President Kenyatta had been adjudged the winner after the voting had taken place. However, in September 2017, the Supreme Court of Kenya declared the results of the elections “null and void.” It is likely that this is the first time in Africa where the court has ruled in favor of the opposition regarding election fraud.

The Supreme Court’s ruling was met with violence and protests across the country. The judges admitted that they themselves had gotten threats as a result of it. The highest court maintained that the results were “neither transparent nor verifiable.” It blamed the electoral commission for the problems. The court revealed that the results of the election had been declared before the results from the 40,000 polling stations had even been received.

Kenyatta meanwhile tried to urge Kenyans to maintain peace in the wake of the ruling. He said that he disagreed with the judgement but would respect it. In a televised address, he noted that it was "important to respect the rule of law even if you disagree with the Supreme Court ruling".



Kenya's opposition leader Raila Odinga announced that he would not take part in the court-ordered re-run of the presidential vote scheduled to take place on October 26th, 2017. In September he had demanded "legal and constitutional guarantees” in order to ensure that the second round of these elections would be fair and legal. After not receiving such a guarantee, he pulled out.

“In the interest of the people of Kenya, the region and world at large, we believe that all will be best served by (opposition grouping) NASA vacating the presidential candidature of elections slated for 26th of October, 2017," Odinga told a news conference.

Kenyatta meanwhile indicated that the elections would take place as scheduled. He told his supporters, “There is nowhere the constitution says Raila Amollo Odinga has to be on the ballot.”

The elections are currently underway in Kenya. Even though the final tally is not out, reports have suggested that in contrast to the August 2017, elections, this one has a much lesser voter turnout. Additionally, Agence France-Presse reported that ballot boxes and electronic kits to identify voters and transmit results had not arrived in many of the polling stations despite the fact voting was already underway. Opposition supporters blamed officials for not delivering voting material on time.

One voter in Nairobi's Mathare slum, taxi driver David Njeru, 26, told the AFP news agency: "It is my duty to vote. Last time the queue was all around the block and I waited six hours to vote, this time the people are few."

Odinga has continued to boycott the vote but he urged his supporters not to resort to violence against those who will be voting. “Do not look at your [neighbour] with suspicion … He or she is as much of a victim as you.” Kenyatta urged people to vote on the eve of the elections stating, “Our forefathers fought and died for the right of the African to vote, we dare not reject this inheritance."
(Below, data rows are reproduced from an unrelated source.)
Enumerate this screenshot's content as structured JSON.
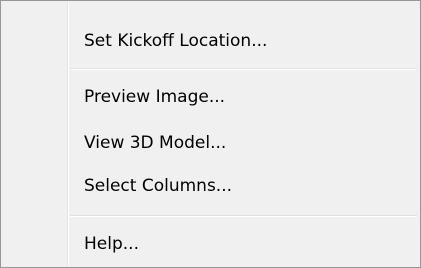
{
  "menu": {
    "items": [
      {
        "label": "Set Kickoff Location..."
      },
      {
        "label": "Preview Image..."
      },
      {
        "label": "View 3D Model..."
      },
      {
        "label": "Select Columns..."
      },
      {
        "label": "Help..."
      }
    ]
  }
}
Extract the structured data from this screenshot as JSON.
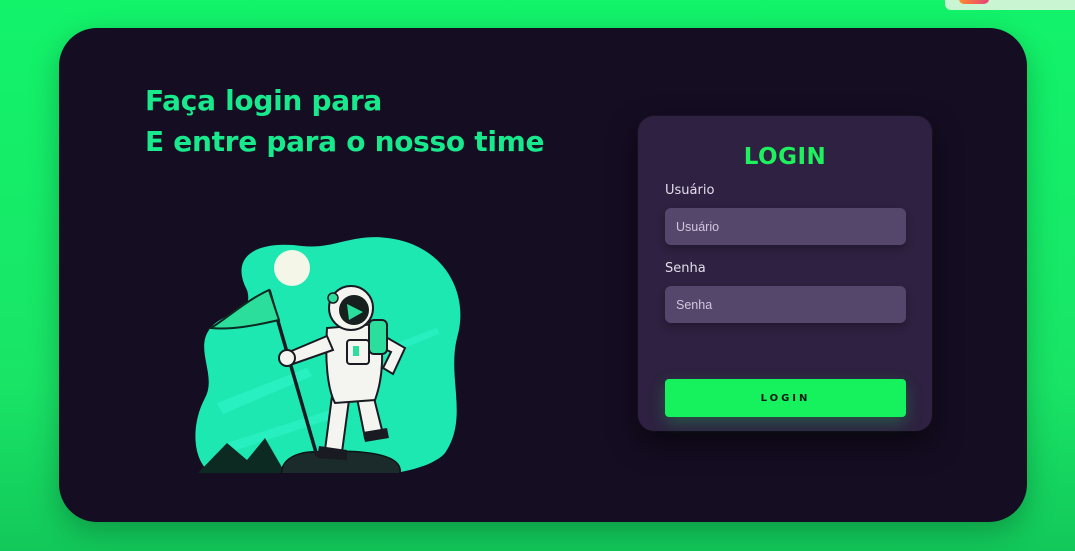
{
  "hero": {
    "line1": "Faça login para",
    "line2": "E entre para o nosso time"
  },
  "illustration": {
    "icon": "astronaut-with-flag-illustration"
  },
  "login_form": {
    "title": "LOGIN",
    "username_label": "Usuário",
    "username_placeholder": "Usuário",
    "password_label": "Senha",
    "password_placeholder": "Senha",
    "submit_label": "LOGIN"
  },
  "colors": {
    "page_background": "#12f36a",
    "card_background": "#150d22",
    "accent_text": "#17e98c",
    "form_background": "#2e2141",
    "input_background": "#55476c",
    "button_background": "#16f25d"
  }
}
Kenyan elections have historically been marred by violence. Even the August elections witnessed violent outbreaks and resulted in the deaths of at least 24 people, according to human rights groups.


Our assessment is that since there were no new measures introduced to ensure the authenticity of the Presidential elections, there will be doubts cast on the results of the re-run. The fact that thousands of Kenyans have not cast their ballot indicates a growing lack of trust in the process. We believe given that the main opposition has withdrawn from the election, Kenyatta will secure a final term as the President. His tenure will likely be affected by claims of illegitimacy.